Searchable Discussions

I work from home, and in addition to a company mobile phone and email, my colleagues and I use Skype to keep in touch.  Not so much the voice, but the IM capability.

Now, I’m not a bad typist, but I do find four main problems with IM when discussing fairly complex subjects:

  • I can’t type as fast as I can think (and even that’s not very fast sometimes).
  • You can get the words across, but not the tone.  This sometimes leads to confusion, requiring even more typing (or resorting to a phonecall) to sort out.  You get a similar problem with SMS/text messages on mobile phones.
  • You can easily end up with multiple IM windows open at the same time, diluting your attention.
  • People don’t think for a second before popping up Skype and sending an IM, whereas before making a phonecall usually people will typically make sure it’s a good reason.

Sometimes I find I’m reaching for the phone when an IM chat goes overboard, but more often than not I stick to IM because it has some tangible benefits in the workplace:

  • You can put IM on “Do not disturb” mode, and give “callers” an insight into whether you’re likely to be able to receive them.
  • You can copy and paste information into IM.  For example in my job I deal a lot with barcodes, and I can tell you from experience that it’s soo much easier to copy and paste than try to read out a 24-digit numeric barcode or serial number.  Also, for developers sharing titbits of SQL code or hyperlinks, it’s invaluable.
  • Most importantly: conversations are searchable.  I know there are services out there that can transcript a telephone conversation, but that’s several orders of magnitude more complex than IM.

There are some excellent improvements that could be made to IM.  For instance, replacing the concept of Available/Unavailable status with the ability to “walk in and out” of a “room” would be an interesting new way of looking at things.

However as you can tell, I’m most interested in the ability to search.  My memory is awful, and to get the exact same detail from a conversation I had months ago is invaluable.

Trouble is, the only IM client that I’ve seen support searching properly is Google Talk.  GTalk chats are stored in your Google account alongside your email, and are searchable with the ubiquitous Google search engine. This is especially handy because you can search from anywhere in the world.  You don’t even have to be at your PC.

Skype has an incremental search facility, but the data is stored locally on your PC and is only available in a chat window, and the text in that window.  If you want to search for something said in a conversation a month ago, you’re going to have to get it to load all the conversation history.  To be fair Skype do offer a workaround for this but while it goes some way to blocking the gap, it’s not perfect.

So, the point of this post is that the main benefit of IM in the workplace is recorded and searchable conversations.  It’s no small wonder why IM client developers aren’t tapping into the power of this information by providing a more suitable mechanism.

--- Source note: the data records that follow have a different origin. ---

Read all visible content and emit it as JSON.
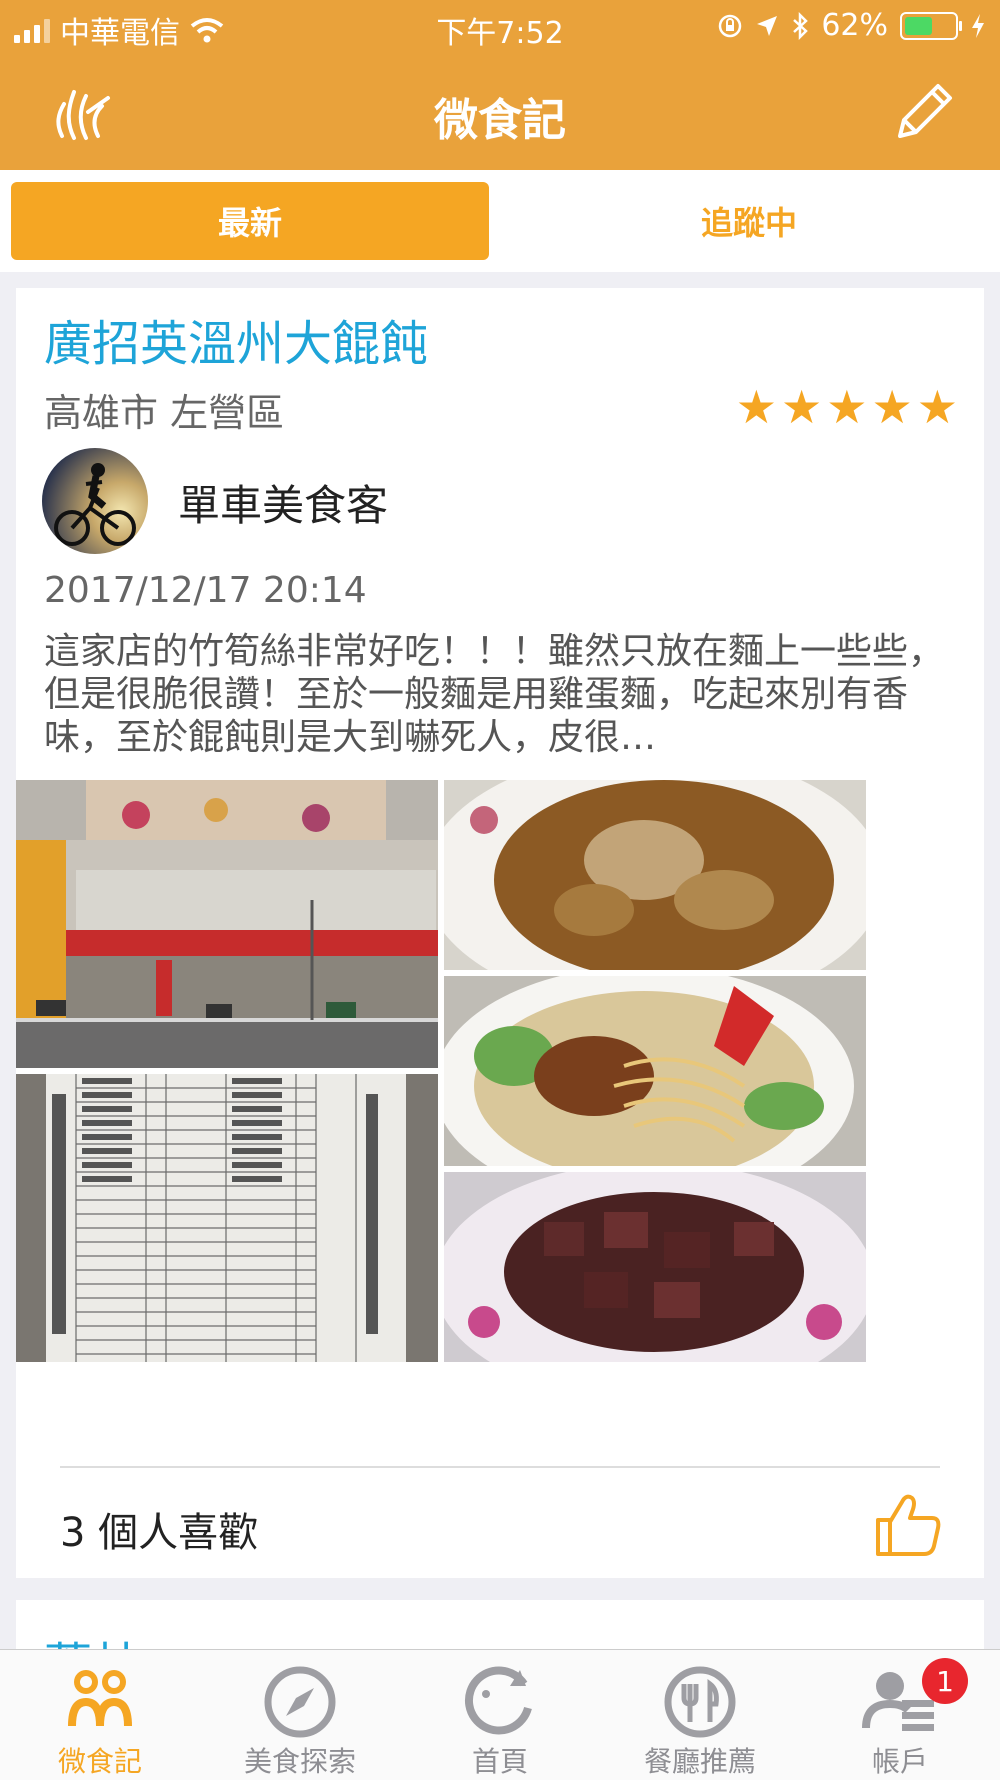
{
  "status_bar": {
    "carrier": "中華電信",
    "time": "下午7:52",
    "battery": "62%",
    "battery_level": 0.62
  },
  "header": {
    "title": "微食記",
    "left_icon": "hand-icon",
    "right_icon": "pencil-icon"
  },
  "tabs": [
    {
      "label": "最新",
      "active": true
    },
    {
      "label": "追蹤中",
      "active": false
    }
  ],
  "post": {
    "restaurant": "廣招英溫州大餛飩",
    "location": "高雄市 左營區",
    "rating": 5,
    "author": "單車美食客",
    "date": "2017/12/17 20:14",
    "text": "這家店的竹筍絲非常好吃！！！雖然只放在麵上一些些，但是很脆很讚！至於一般麵是用雞蛋麵，吃起來別有香味，至於餛飩則是大到嚇死人，皮很…",
    "likes": "3 個人喜歡"
  },
  "next_post": {
    "restaurant": "蔥林"
  },
  "bottom_tabs": [
    {
      "label": "微食記",
      "icon": "people-icon",
      "active": true
    },
    {
      "label": "美食探索",
      "icon": "compass-icon",
      "active": false
    },
    {
      "label": "首頁",
      "icon": "home-refresh-icon",
      "active": false
    },
    {
      "label": "餐廳推薦",
      "icon": "fork-knife-icon",
      "active": false
    },
    {
      "label": "帳戶",
      "icon": "account-icon",
      "active": false,
      "badge": "1"
    }
  ],
  "colors": {
    "primary": "#e9a23b",
    "accent": "#f5a623",
    "title_blue": "#1ea4d8",
    "badge_red": "#e8262e"
  }
}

So imagine my surprise, that while researching for this article I found a Skype plugin for Google Desktop Search.  Since I’ve only just found it I’ve not had chance for more than a quick go, but it’s a good start.

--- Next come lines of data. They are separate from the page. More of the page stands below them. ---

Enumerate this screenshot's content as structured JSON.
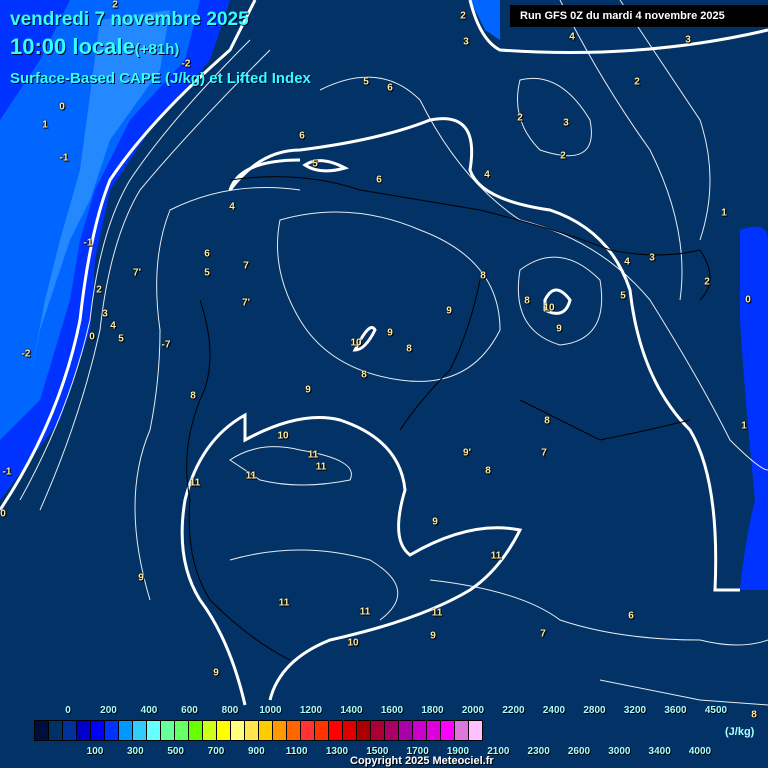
{
  "header": {
    "date": "vendredi 7 novembre 2025",
    "time": "10:00 locale",
    "lead": "(+81h)",
    "parameter": "Surface-Based CAPE (J/kg) et Lifted Index",
    "run": "Run GFS 0Z du mardi 4 novembre 2025"
  },
  "contour_labels": [
    "2",
    "2",
    "3",
    "4",
    "3",
    "-2",
    "0",
    "5",
    "6",
    "2",
    "1",
    "2",
    "3",
    "2",
    "6",
    "-1",
    "5",
    "6",
    "4",
    "4",
    "1",
    "-1",
    "6",
    "4",
    "3",
    "5",
    "7",
    "7'",
    "8",
    "2",
    "2",
    "7'",
    "8",
    "5",
    "0",
    "9",
    "10",
    "3",
    "4",
    "5",
    "0",
    "9",
    "10",
    "9",
    "8",
    "-7",
    "-2",
    "8",
    "9",
    "8",
    "8",
    "10",
    "7",
    "1",
    "11",
    "11",
    "9'",
    "8",
    "11",
    "11",
    "-1",
    "0",
    "9",
    "11",
    "9",
    "11",
    "11",
    "11",
    "6",
    "7",
    "9",
    "10",
    "9",
    "8"
  ],
  "legend": {
    "unit": "(J/kg)",
    "top_labels": [
      "0",
      "200",
      "400",
      "600",
      "800",
      "1000",
      "1200",
      "1400",
      "1600",
      "1800",
      "2000",
      "2200",
      "2400",
      "2800",
      "3200",
      "3600",
      "4500"
    ],
    "bottom_labels": [
      "100",
      "300",
      "500",
      "700",
      "900",
      "1100",
      "1300",
      "1500",
      "1700",
      "1900",
      "2100",
      "2300",
      "2600",
      "3000",
      "3400",
      "4000"
    ],
    "colors": [
      "#000e3e",
      "#003166",
      "#003399",
      "#0000cc",
      "#0000ff",
      "#0033ff",
      "#0099ff",
      "#33ccff",
      "#66ffff",
      "#66ff99",
      "#66ff66",
      "#66ff00",
      "#ccff19",
      "#ffff00",
      "#ffff80",
      "#ffe64d",
      "#ffcc00",
      "#ff9900",
      "#ff6600",
      "#ff3333",
      "#ff3300",
      "#ff0000",
      "#dd0000",
      "#aa0000",
      "#aa0033",
      "#aa0066",
      "#aa00aa",
      "#cc00cc",
      "#dd00dd",
      "#ff00ff",
      "#dd77dd",
      "#ffc0ff",
      "#ffffff"
    ]
  },
  "copyright": "Copyright 2025 Meteociel.fr"
}
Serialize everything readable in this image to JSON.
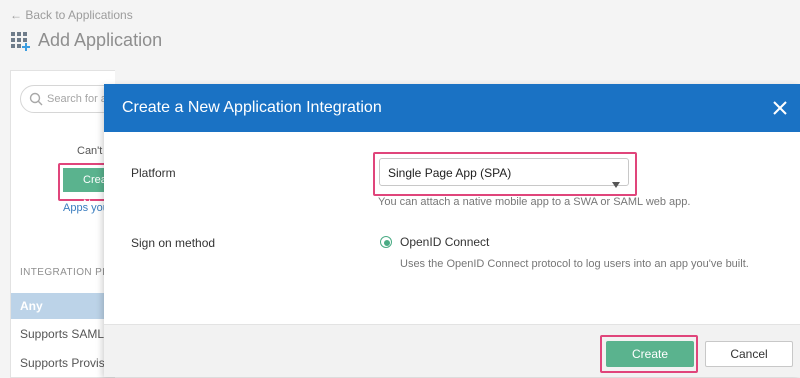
{
  "header": {
    "back_link": "← Back to Applications",
    "title": "Add Application"
  },
  "sidebar": {
    "search_placeholder": "Search for an application",
    "cant_find_text": "Can't find an app?",
    "create_button_label": "Create New App",
    "apps_you_text": "Apps you created",
    "integration_label": "INTEGRATION PROPERTIES",
    "filters": [
      "Any",
      "Supports SAML",
      "Supports Provisioning"
    ]
  },
  "modal": {
    "title": "Create a New Application Integration",
    "platform_label": "Platform",
    "platform_value": "Single Page App (SPA)",
    "platform_hint": "You can attach a native mobile app to a SWA or SAML web app.",
    "sign_on_label": "Sign on method",
    "sign_on_option": "OpenID Connect",
    "sign_on_desc": "Uses the OpenID Connect protocol to log users into an app you've built.",
    "create_label": "Create",
    "cancel_label": "Cancel"
  },
  "colors": {
    "header_blue": "#1a72c4",
    "accent_green": "#5ab38e",
    "highlight_pink": "#e0457b"
  }
}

‘Till then, happy chatting!

Development Cycle 2.0

A good friend of mine just gave me a great description of a less-than-perfect software process, expressed as a BASIC program:

10 You’ve just written some poor software
20 Experience problem with software
30 Attempt to fix
40 Goto 10

Gotta love the simplicity of it all. Haven’t we all worked like this from time to time? I know I have. Recently, in fact…

Here’s another one for the project managers and service delivery managers out there:

10 Take one step forward
20 Take two steps back
30 Goto 10

Too Hard == Broken?

I’ve spent a few hours over the last couple of days trying to get NHibernate to work. I failed. As soon as I call Configuration.Configure() I get an exception. I’ve tried various combinations of app.config and hibernate.cfg.xml files etc to no avail. I give up.

And this isn’t the first time I’ve had this. I’ve started to think, that if I can’t get something to work, its effectively a fault. A bug, no less. I’ve blogged about the risk of learning a new framework, and this proves my point perfectly.

I’ve taken to giving up on things like this.  I have better things to do with my time than work through problem after problem after problem trying to get something working.  I even recently uninstalled Resharper, because while it was very good, it stopped my solutions opening quickly. Sometimes entirely.  Again, broken.

So I’m going to look for an alternative to NHibernate that I can get running, and therefore “works”. It’s official – NHibernate is broken.

Unless you can help me out…